- _GOAL OF THE EXERCISE_
Extract all lines in the data that contain the word "name".

[Saved entries]

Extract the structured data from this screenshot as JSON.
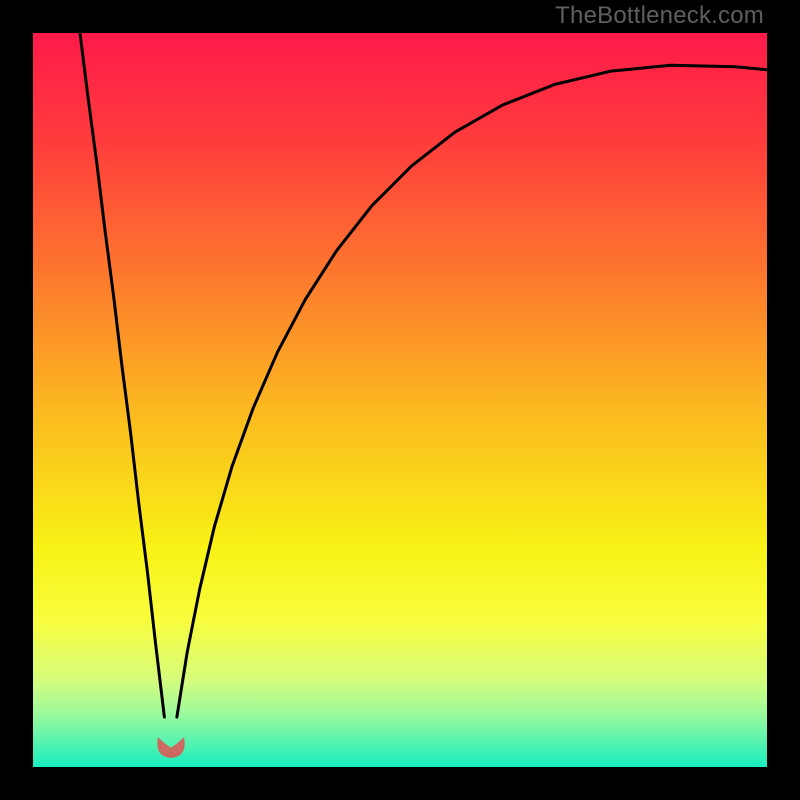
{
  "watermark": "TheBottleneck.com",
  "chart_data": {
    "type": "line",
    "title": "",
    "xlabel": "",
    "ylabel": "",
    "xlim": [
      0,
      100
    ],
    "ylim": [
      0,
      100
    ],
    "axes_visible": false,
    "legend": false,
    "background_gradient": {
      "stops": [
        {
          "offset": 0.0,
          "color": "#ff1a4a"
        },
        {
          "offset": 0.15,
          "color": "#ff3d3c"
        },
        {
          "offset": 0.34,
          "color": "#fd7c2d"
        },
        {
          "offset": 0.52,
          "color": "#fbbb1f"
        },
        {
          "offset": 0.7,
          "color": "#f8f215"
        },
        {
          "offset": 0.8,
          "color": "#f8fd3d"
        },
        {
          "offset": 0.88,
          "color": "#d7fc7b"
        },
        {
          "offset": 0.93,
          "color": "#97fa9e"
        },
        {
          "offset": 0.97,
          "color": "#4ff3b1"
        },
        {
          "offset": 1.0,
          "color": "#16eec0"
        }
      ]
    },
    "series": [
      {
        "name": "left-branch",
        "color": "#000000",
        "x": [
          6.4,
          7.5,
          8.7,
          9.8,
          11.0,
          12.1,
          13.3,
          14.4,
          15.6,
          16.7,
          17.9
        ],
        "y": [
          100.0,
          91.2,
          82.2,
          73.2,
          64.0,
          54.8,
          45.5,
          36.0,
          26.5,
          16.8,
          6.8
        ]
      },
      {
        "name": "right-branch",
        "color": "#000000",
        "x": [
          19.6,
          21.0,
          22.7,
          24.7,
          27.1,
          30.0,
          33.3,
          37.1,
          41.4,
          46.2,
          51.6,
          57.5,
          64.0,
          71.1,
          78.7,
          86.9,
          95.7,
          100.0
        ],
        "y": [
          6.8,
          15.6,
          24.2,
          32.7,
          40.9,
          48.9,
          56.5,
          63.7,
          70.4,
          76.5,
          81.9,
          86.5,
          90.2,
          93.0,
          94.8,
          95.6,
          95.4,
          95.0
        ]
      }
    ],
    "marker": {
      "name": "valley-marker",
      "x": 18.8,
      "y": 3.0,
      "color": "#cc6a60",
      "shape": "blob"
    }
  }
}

- _RESULT FOR THIS TASK_
        "name": "left-branch",
        "name": "right-branch",
      "name": "valley-marker",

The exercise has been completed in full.